19% was the year-to-date sales decline at Office Depot’s North American retail stores, according to the company’s Oct. 29 quarterly report. The percentage figure represents a sales decline of $874 million.

"It turns out that the bank had on its balance sheet an unusually high number of mortgage-backed securities…The pens were, in a way, a precipitate of the shadow banking system…"  —New Yorker writer Nick Paumgarten explaining how Commerce Bank could afford to give away 28 million pens

Paper jams in junky old printers are among this recession's quiet miseries, as office supply sales have fallen. But pens cannot be done without. And banks have long been a cheapskate's go-to source for writing utensils.

With supply cabinets everywhere going bare, SFR wondered: Are more people stealing bank pens because it's harder to steal them from work? The evidence is inconclusive.

Two local bank executives who returned SFR's calls deny that they're giving away more pens. In a voice mail to SFR, New Mexico Bank & Trust President Alan Austin says his bank's pen budget remains flat. Jennifer Lind, marketing director at First National Bank of Santa Fe, claims the same.

"We haven't seen more pens go out the door. We give away a standard amount of pens every year," Lind says.

How many? It's a secret. "Thousands and thousands," she says.

Nevertheless, visual evidence around town testifies to the popularity of bank pens. For instance, Corazón, the bar, has a jar full. And a Los Alamos National Bank teller says "people take handfuls" of swag pens. "One guy tried to take the whole [jar]. I didn't know what to say!" she says (SFR took two).

The founder of a local promo-pen dealer confirms SFR's suspicions.

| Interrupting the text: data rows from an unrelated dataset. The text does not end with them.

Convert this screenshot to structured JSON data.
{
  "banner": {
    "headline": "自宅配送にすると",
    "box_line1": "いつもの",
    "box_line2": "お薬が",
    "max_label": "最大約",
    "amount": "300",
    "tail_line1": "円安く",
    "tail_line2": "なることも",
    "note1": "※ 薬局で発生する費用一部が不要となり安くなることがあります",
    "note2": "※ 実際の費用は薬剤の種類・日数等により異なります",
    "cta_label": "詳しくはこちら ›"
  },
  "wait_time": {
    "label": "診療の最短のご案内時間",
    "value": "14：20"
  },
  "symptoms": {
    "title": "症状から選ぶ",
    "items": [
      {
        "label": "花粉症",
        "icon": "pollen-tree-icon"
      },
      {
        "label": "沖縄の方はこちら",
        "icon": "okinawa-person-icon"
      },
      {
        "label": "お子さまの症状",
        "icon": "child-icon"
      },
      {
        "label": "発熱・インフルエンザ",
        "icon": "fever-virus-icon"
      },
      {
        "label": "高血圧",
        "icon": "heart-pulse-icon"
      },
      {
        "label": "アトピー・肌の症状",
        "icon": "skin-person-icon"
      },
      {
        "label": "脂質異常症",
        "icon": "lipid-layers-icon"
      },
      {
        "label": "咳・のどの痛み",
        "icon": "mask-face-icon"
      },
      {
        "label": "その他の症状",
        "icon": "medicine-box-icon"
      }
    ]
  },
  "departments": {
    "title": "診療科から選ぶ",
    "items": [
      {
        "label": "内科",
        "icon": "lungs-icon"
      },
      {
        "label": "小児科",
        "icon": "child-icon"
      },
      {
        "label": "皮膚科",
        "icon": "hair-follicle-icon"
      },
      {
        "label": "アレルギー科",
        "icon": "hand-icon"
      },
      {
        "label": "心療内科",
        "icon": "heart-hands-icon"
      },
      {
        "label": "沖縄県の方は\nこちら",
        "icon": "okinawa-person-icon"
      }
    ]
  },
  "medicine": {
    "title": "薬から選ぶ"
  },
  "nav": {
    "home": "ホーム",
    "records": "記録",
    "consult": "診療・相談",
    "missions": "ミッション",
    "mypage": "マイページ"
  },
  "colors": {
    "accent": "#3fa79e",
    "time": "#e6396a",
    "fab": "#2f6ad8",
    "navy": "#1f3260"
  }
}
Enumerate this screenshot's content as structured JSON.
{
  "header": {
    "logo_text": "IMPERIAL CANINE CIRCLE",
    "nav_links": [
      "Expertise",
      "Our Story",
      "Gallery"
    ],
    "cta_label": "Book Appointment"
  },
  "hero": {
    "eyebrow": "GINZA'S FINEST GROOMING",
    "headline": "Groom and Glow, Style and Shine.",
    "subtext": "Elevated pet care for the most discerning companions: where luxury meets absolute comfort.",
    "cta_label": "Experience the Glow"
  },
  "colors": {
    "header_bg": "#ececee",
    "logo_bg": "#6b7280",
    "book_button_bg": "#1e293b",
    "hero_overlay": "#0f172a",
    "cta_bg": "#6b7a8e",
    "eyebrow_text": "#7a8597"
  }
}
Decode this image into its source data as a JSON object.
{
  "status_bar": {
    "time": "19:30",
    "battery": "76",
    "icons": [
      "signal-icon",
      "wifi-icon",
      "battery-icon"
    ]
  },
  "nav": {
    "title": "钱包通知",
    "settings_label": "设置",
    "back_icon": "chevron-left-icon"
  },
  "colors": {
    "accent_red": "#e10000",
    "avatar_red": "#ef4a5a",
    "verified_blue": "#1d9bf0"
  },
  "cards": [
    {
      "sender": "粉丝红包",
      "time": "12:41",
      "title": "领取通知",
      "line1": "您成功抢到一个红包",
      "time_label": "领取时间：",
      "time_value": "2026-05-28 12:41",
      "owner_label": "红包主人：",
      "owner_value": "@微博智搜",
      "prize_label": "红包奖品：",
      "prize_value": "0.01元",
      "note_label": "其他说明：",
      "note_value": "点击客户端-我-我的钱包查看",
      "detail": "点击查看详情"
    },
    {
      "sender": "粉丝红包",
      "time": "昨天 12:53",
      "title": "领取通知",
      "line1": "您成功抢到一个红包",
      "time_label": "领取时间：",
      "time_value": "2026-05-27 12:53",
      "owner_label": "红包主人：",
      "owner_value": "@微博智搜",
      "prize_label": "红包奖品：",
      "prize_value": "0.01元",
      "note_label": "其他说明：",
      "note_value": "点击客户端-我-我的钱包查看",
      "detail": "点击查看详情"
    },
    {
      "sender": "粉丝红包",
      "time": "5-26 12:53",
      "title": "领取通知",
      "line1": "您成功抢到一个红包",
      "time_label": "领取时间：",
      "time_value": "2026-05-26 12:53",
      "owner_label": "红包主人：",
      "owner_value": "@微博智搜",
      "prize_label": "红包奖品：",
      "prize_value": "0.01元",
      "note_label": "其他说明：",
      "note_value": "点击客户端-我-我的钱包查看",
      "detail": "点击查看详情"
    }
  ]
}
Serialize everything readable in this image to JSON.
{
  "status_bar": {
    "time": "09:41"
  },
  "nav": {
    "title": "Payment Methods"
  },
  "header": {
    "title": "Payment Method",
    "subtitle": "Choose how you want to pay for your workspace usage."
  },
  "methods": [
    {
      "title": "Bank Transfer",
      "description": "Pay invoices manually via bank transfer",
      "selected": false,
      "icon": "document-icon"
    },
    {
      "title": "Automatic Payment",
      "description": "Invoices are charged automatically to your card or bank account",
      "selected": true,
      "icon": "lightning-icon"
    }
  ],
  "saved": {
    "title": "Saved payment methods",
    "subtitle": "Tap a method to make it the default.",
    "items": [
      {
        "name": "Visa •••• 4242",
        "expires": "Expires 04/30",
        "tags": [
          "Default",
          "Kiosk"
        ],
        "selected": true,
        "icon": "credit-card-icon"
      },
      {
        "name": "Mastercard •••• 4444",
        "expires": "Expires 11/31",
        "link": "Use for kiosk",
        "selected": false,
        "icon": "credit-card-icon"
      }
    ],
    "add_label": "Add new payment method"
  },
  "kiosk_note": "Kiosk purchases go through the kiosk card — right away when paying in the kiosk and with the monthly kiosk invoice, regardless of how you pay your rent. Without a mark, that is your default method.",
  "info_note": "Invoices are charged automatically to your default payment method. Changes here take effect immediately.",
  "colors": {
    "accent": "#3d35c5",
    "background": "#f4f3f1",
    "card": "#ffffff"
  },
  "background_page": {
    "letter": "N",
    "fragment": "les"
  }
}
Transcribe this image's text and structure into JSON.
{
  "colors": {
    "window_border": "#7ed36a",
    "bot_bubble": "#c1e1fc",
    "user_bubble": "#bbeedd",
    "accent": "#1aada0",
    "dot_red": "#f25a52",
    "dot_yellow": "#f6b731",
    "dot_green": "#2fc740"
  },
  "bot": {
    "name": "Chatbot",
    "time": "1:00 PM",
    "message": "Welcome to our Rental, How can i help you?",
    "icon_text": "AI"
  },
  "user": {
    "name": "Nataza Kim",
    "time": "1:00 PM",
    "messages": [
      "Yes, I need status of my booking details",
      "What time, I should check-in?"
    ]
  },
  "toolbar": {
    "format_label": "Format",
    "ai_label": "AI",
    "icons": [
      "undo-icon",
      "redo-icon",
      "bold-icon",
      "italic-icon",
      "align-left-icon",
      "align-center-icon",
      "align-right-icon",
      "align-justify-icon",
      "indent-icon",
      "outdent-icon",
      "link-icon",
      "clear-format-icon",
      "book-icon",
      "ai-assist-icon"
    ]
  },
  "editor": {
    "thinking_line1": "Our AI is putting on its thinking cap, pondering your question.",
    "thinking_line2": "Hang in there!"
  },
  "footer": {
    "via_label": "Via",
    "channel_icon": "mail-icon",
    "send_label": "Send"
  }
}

Ron Edwards founded Focus Advertising Specialties in 2005. (His promo-pen clients include Austin's bank.) Edwards says his business—with annual revenues "over a quarter-million" dollars—increased 72 percent last year and continues to climb, a testimony to the popularity of freebies.

Quality is another factor. "The pens people are getting in their office supplies aren't as useful as the kind of pens the banks are buying these days," Edwards says. "The ink is better, the grip is better, they're more ergonomically developed."

Neal Frank, owner of Santa Fe Pens, a lux store, would take issue with that. "There's two types of people in the world: Those who know and appreciate nice pens, and those who use nothing but what they've stolen from the bank," Frank says. "My customers wouldn't be caught dead with a bank pen."